If you’re a fan of crime films, then you’ll love this popular 90’s gangster film. The film follows the actions of Danila (played by Sergei Bodrov Jr.), a young ex-army man who, at the instruction of his mother, goes to St. Petersburg to be with his brother. There, Danila finds himself caught up in the actions of his brother and, very quickly, he is forced to battle against gangsters and hitmen.

Bodrov Jr. effortlessly captures your gaze for the duration of the film, and the overall aesthetic of the setting, clothing and music gives you a vivid impression of the 1990’s in Russia (whether such a portrayal is accurate, is up for debate…). If, by the end of the film, you’re left wanting more, then fear not – a sequel to the film (‘Brother 2’//’Брат 2’) exists!


3.    Office Romance (Служебный роман) (1977)


Director: Eldar Ryazanov
Notable actors: Andrei Myagkov, Alisa Freindlich
Genre: Romantic Comedy
Running time: 159 minutes

This romcom is often watched on International Women’s Day (8th March), perhaps because the lead role is dominated, unusually, by a woman. Set in Moscow in the late 1970s, the film tells the story of Ludmila Kalugina – a strong and serious woman who works as the head of a statistical bureau – and her relationship with a subordinate in the company – Anatoly Novoseltsev. A lot of the comedy stems from the film’s use of language and play on words, which means that this is a film best watched when your Russian is at a substantially high level. 


4.    Ivan Vasilievich Changes Profession (Иван Васильевич меняет профессию) (1973)

Director: Leonid Gaidai
Notable actors: Aleksandr Demyanenko, Yuri Yakovlev
Genre: Comic Science Fiction
Running time: 93 minutes

Based on a play by Bulgakov, this film was a huge box office hit when it came out in the USSR in 1973, with approximately 60 million tickets sold that year. The premise of the film is comically absurd: an inventor in Moscow creates a time machine that accidentally transports his apartment building’s superintendent (Ivan Vasilievich) and another man back to the time of Ivan the Terrible, whilst bringing the Tsar himself into the 1970’s. What follows is a series of farcical scenes and mixups, as the group of men attempt to rectify their mistake and return everyone to their correct places. You’ll be surprised by how much this film makes you laugh!


5.    Burnt by the Sun (Утомлённые солнцем) (1994)

Director: Nikita Mikhalkov
Notable actors: Nikita Mikhalkov, Oleg Menshikov
Genre: Drama film/History
Running time: 151 minutes

This masterpiece by Mikhalkov – which won the Academy Award for ‘Best Foreign Language Film’ in 1994 – addresses an inconceivably tragic period of history: the Stalinist purges of the 1930s (or ‘The Great Terror’, as it is also known). Set in 1936 in an unnamed Russian village, the film follows Old Bolshevik General Kotov and his family. When a face from their past arrives unexpectedly, secrets from the past come to light, leading to tragic consequences for the Kotovs. The film not only gives you a good introduction to the period of the Stalinist Purges, but it also presents you with a vivid portrayal of Soviet country life in the 20th century. Your gaze will also, no doubt, be drawn to the excellent acting by six-year-old Nadezhda Mikhalkova, who, interestingly, is the child of the director, Mikhalkov, himself.

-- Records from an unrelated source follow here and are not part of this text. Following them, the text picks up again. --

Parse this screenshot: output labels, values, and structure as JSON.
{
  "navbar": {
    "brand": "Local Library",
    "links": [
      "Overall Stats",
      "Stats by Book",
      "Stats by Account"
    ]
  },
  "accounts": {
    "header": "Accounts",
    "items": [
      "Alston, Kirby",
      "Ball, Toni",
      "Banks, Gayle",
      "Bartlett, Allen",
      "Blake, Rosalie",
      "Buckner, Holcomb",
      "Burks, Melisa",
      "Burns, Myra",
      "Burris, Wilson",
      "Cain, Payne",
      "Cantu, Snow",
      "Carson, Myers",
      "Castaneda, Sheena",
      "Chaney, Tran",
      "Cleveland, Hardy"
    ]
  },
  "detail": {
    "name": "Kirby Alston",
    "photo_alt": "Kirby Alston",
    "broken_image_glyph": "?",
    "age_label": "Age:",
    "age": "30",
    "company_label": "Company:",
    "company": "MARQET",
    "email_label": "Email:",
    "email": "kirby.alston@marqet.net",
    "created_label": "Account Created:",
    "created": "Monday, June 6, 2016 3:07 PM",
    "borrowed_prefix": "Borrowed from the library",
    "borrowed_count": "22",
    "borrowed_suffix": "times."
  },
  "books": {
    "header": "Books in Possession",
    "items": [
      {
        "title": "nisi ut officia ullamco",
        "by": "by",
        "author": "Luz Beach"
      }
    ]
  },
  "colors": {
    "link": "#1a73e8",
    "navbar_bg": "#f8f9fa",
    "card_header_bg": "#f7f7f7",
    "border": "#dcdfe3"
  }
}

6.    Diamond Arm (Бриллиантовая рука) (1969)


Director: Leonid Gaidai.
Notable actors: Yuri Nikulin
Genre: Adventure/Comedy
Running time: 94 minutes

This comedy film by Gaidai very quickly became a cult film after its release in 1969. In the year of its release, 76 million tickets were sold, making it the biggest ever hit in Soviet film history. The farcical plot of the film is actually based on a true story about Swiss smugglers who attempted to transport jewels by concealing them in a plaster cast. In the film, Semyon Gorbunkov – your typical ‘ordinary Soviet citizen’ – is mistaken for a courier by the smugglers’ accomplices, and he ends up having the jewels placed on him, rather than on the actual courier. The rest of the film follows his attempts to right this wrong and the smugglers’ attempts to get the jewels back.


So, if you’re wondering how to celebrate this year’s ‘Day of Russian Cinema’, we recommend spending a portion of the day watching a Russian film – it’s an easy and fun way to improve your Russian!